So what did I learn from 2014? What struck me from all my encounters, experiences, research and projects and how did these combine to make sense? Right before the New Year there seem to be countless of smart people who can distill a year into crisp, clever bulleted points out of which they can immediately extract clear and wise-sounding resolutions. I am not one of these people. Things are not bulleted in my memory and I am not even sure when, in the course of a project or event, one year ended and another began. Turning to others’ wisdom and conclusions about 2014 my eye lazily wondered on an article about the future of customer service.
Sure enough there are neat, bulleted conclusions in it that reflect how the writers’ learning during 2014 translated into conclusions for 2015. As I read through them they seemed to add up to a realization I had this past year: how dramatically the conversation with and about customers has shifted and how this shift has catalyzed innovation and growth.
For example, one of the trends the article mentions is Plan B: "Why own a single product, when I can have access to the right product when (and only when) I need it?" This means providing “access when needed to an alternative or backup product which overcomes limitations in the original, puts right an emergency (I've run out! It's broken! It's lost!), addresses a common pain point, and more.” For example a telecoms company offers replacement batteries at a festival; a fashion retailer in Costa Rica “gives customers access to emergency clothes truck.”
Other trends include:
- Video valet, “webcam-enabled face-to-face interaction with their customer service representatives – as and when consumers need it;”
- Adding services to products: “January 2014 saw Dutch retailer JeansOnline launch a home delivery option that allows shoppers to give any unwanted items straight back to the courier;”
- Customization on the basis of an abundance of customer data that is constantly being collected; and, my favorite,
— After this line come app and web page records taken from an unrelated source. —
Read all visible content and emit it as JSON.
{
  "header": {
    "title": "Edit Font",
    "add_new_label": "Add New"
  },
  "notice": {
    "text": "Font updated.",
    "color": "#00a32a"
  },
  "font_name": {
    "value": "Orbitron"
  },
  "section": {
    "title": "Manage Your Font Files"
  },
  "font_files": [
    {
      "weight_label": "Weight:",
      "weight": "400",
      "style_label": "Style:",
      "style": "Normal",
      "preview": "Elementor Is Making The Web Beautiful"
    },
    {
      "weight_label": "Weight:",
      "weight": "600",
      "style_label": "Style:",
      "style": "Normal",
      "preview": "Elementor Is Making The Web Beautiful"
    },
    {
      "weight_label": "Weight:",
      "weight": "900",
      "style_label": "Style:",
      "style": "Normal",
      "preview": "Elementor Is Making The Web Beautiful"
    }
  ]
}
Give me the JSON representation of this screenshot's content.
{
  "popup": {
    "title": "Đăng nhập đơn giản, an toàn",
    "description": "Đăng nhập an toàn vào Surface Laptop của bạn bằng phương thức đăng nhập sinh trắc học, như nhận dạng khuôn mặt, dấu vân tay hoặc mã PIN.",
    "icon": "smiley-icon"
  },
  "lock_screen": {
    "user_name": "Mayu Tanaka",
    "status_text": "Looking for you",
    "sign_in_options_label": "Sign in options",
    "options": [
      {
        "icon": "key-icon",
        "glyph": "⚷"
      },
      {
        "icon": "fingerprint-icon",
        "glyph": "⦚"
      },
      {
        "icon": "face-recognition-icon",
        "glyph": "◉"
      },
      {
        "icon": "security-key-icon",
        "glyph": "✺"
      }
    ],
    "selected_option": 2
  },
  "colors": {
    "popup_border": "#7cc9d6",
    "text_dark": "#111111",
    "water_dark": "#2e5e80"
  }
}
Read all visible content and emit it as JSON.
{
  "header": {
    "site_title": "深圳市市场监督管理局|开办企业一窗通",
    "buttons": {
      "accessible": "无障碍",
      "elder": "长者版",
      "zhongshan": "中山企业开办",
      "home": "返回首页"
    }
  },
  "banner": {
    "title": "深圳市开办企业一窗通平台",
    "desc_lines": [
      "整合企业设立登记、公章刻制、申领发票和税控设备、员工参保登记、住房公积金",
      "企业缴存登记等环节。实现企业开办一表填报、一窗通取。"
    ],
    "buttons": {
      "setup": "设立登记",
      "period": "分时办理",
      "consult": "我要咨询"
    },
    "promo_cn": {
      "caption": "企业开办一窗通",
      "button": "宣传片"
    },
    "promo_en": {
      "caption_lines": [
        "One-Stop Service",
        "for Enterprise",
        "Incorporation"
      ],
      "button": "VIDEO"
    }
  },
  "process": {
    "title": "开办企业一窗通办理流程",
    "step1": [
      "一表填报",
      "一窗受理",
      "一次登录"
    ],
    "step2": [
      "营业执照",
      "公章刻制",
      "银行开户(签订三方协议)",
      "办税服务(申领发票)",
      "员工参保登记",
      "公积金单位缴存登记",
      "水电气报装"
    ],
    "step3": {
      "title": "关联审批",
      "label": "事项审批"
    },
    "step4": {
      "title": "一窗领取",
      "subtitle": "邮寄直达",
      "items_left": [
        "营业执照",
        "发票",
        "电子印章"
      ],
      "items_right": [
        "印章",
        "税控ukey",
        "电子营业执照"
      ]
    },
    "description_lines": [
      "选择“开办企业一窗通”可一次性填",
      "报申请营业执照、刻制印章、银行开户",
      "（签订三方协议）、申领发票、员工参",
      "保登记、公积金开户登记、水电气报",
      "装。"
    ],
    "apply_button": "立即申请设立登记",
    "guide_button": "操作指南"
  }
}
You probably assume that politeness refers to the manner in which a company’s representative treats the customers, right? Wrong! The trend refers to the “democratization” of the provider-consumer relationships that demands politeness by both parties. Examples include a restaurant discounting meals for polite customers who say please to the waiter; McDonald’s and Coca-Cola partnering on a free app in the Philippines, rewarding customers for not using the phones; and a plan in India for rewarding festival participants for putting trash in the designated trashcans.
We are not simply talking about “trends” you can plug into your organization’s operations here, like giving customer service staff a better script for responding to phone inquiries or switching to electronic delivery to increase efficiency. First, customer service can no longer merely involve tactics out of context but the total relationship of an organization with its customers. Secondly this relationship is very different from customer relationships even in the very recent past: it is dynamic rather than passive; it involves equal partners rather than parties in a transaction; and, like all true relationships, requires continuous negotiation and realignment.
The new customer relationship is anchored in co-creation and constant innovation. Instead of serving, the retailer or service provider is in a race for innovation in an effort to constantly delight and surprise the easily glutted consumer of today, rapidly tiring of “the same old” and thirsting for what the article calls constant “newness.”
Example after example in this article paints a picture of an endless stream of amazing, unique innovations on every level and in every dimension of the customer experience.
In planning for 2015, look at the leaders of customer service, beyond your own sector and peers and consider the standards that they are or will be setting for consumers. This will help you assess your own capabilities for going where your members or consumers are going. Is your organization capable of thinking outside static benefit packages, for example, in order to create added value through “a home delivery option that allows shoppers to give any unwanted items straight back to the courier?” Would your current staff conceive of systems like a video valet to improve your customers’ experience or solve a customer problem? Are they likely to add services and experiences to a program or product to create integrated solutions rather than just add more of the same single programs? Is interaction with customers generating an endless stream of innovations?
This is where customer service is going. It is like a dance with your customers in which you have to be vigilant in order to remain in step with them and be able to execute difficult maneuvers together to continue and enhance the dance.